Records to process
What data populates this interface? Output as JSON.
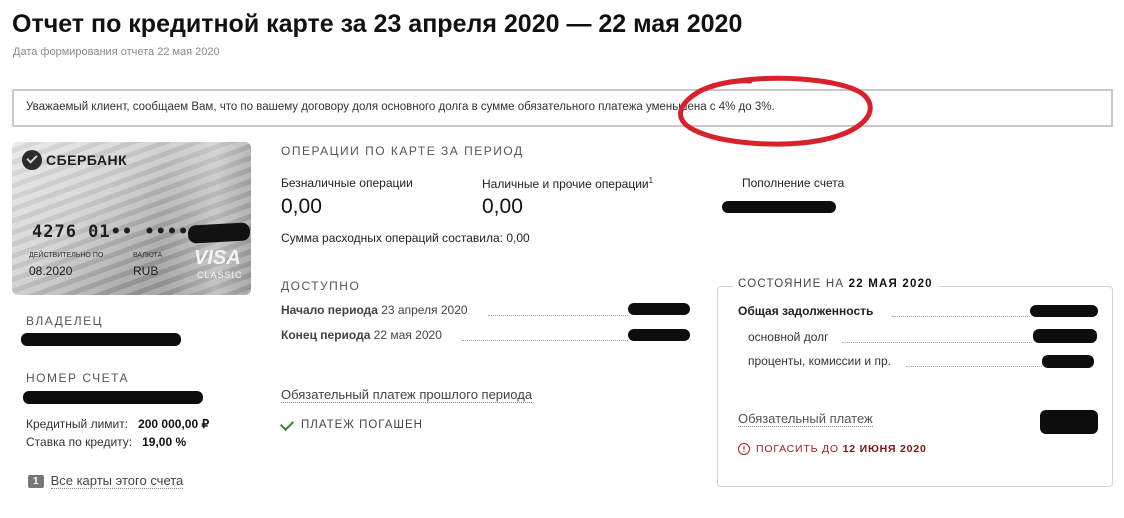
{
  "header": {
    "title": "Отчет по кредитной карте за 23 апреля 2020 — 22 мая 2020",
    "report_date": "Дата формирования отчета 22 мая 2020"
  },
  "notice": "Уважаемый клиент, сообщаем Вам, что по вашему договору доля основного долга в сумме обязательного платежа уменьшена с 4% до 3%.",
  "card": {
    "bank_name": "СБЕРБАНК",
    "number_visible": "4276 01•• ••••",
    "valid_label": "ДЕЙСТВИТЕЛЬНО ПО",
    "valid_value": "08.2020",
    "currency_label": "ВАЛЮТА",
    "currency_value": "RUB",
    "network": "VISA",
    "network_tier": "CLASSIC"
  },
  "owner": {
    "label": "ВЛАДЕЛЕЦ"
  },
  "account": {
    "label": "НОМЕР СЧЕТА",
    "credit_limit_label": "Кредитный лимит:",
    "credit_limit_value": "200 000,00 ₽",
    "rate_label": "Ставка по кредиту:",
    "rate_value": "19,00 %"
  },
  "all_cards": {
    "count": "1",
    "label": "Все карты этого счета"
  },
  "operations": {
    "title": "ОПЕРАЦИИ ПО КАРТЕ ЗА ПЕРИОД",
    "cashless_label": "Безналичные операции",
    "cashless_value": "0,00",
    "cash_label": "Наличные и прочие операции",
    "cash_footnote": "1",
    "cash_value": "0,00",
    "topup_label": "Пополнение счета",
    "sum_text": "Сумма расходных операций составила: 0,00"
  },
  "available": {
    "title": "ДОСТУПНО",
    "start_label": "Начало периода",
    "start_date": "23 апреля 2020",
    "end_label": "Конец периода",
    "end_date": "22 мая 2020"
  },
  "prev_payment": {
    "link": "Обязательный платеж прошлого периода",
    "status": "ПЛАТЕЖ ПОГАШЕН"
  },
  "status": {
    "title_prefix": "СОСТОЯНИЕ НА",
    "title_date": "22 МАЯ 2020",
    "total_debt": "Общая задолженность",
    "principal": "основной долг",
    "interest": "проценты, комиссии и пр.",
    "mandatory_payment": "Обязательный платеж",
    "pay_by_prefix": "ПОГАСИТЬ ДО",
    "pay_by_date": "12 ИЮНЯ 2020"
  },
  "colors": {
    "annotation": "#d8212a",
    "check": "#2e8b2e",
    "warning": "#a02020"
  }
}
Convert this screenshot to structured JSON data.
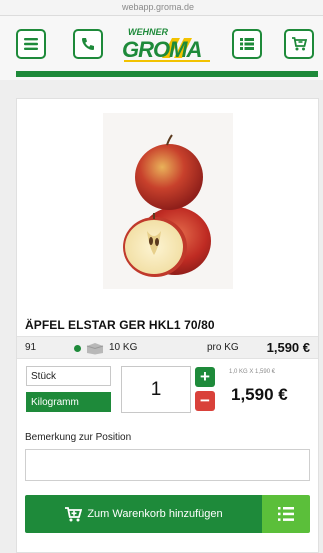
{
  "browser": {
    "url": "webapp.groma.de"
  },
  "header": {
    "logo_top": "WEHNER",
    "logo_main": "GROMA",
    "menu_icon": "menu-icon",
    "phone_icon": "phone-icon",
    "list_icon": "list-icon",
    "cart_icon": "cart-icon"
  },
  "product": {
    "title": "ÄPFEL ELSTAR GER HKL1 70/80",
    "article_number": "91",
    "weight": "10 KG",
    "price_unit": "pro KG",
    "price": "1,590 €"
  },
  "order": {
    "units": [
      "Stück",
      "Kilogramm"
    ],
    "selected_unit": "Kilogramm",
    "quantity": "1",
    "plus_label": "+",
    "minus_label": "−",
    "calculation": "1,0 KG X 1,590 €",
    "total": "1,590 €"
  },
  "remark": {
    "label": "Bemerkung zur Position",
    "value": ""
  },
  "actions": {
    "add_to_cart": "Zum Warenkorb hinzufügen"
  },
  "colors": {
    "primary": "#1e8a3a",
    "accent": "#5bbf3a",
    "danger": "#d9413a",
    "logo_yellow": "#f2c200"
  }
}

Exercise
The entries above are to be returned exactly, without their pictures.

Exercise solution
What data populates this interface? Output as JSON.
{
  "header": {
    "title": "Отчет по кредитной карте за 23 апреля 2020 — 22 мая 2020",
    "report_date": "Дата формирования отчета 22 мая 2020"
  },
  "notice": "Уважаемый клиент, сообщаем Вам, что по вашему договору доля основного долга в сумме обязательного платежа уменьшена с 4% до 3%.",
  "card": {
    "bank_name": "СБЕРБАНК",
    "number_visible": "4276 01•• ••••",
    "valid_label": "ДЕЙСТВИТЕЛЬНО ПО",
    "valid_value": "08.2020",
    "currency_label": "ВАЛЮТА",
    "currency_value": "RUB",
    "network": "VISA",
    "network_tier": "CLASSIC"
  },
  "owner": {
    "label": "ВЛАДЕЛЕЦ"
  },
  "account": {
    "label": "НОМЕР СЧЕТА",
    "credit_limit_label": "Кредитный лимит:",
    "credit_limit_value": "200 000,00 ₽",
    "rate_label": "Ставка по кредиту:",
    "rate_value": "19,00 %"
  },
  "all_cards": {
    "count": "1",
    "label": "Все карты этого счета"
  },
  "operations": {
    "title": "ОПЕРАЦИИ ПО КАРТЕ ЗА ПЕРИОД",
    "cashless_label": "Безналичные операции",
    "cashless_value": "0,00",
    "cash_label": "Наличные и прочие операции",
    "cash_footnote": "1",
    "cash_value": "0,00",
    "topup_label": "Пополнение счета",
    "sum_text": "Сумма расходных операций составила: 0,00"
  },
  "available": {
    "title": "ДОСТУПНО",
    "start_label": "Начало периода",
    "start_date": "23 апреля 2020",
    "end_label": "Конец периода",
    "end_date": "22 мая 2020"
  },
  "prev_payment": {
    "link": "Обязательный платеж прошлого периода",
    "status": "ПЛАТЕЖ ПОГАШЕН"
  },
  "status": {
    "title_prefix": "СОСТОЯНИЕ НА",
    "title_date": "22 МАЯ 2020",
    "total_debt": "Общая задолженность",
    "principal": "основной долг",
    "interest": "проценты, комиссии и пр.",
    "mandatory_payment": "Обязательный платеж",
    "pay_by_prefix": "ПОГАСИТЬ ДО",
    "pay_by_date": "12 ИЮНЯ 2020"
  },
  "colors": {
    "annotation": "#d8212a",
    "check": "#2e8b2e",
    "warning": "#a02020"
  }
}
Convert this screenshot to structured JSON data.
{
  "browser": {
    "url": "webapp.groma.de"
  },
  "header": {
    "logo_top": "WEHNER",
    "logo_main": "GROMA",
    "menu_icon": "menu-icon",
    "phone_icon": "phone-icon",
    "list_icon": "list-icon",
    "cart_icon": "cart-icon"
  },
  "product": {
    "title": "ÄPFEL ELSTAR GER HKL1 70/80",
    "article_number": "91",
    "weight": "10 KG",
    "price_unit": "pro KG",
    "price": "1,590 €"
  },
  "order": {
    "units": [
      "Stück",
      "Kilogramm"
    ],
    "selected_unit": "Kilogramm",
    "quantity": "1",
    "plus_label": "+",
    "minus_label": "−",
    "calculation": "1,0 KG X 1,590 €",
    "total": "1,590 €"
  },
  "remark": {
    "label": "Bemerkung zur Position",
    "value": ""
  },
  "actions": {
    "add_to_cart": "Zum Warenkorb hinzufügen"
  },
  "colors": {
    "primary": "#1e8a3a",
    "accent": "#5bbf3a",
    "danger": "#d9413a",
    "logo_yellow": "#f2c200"
  }
}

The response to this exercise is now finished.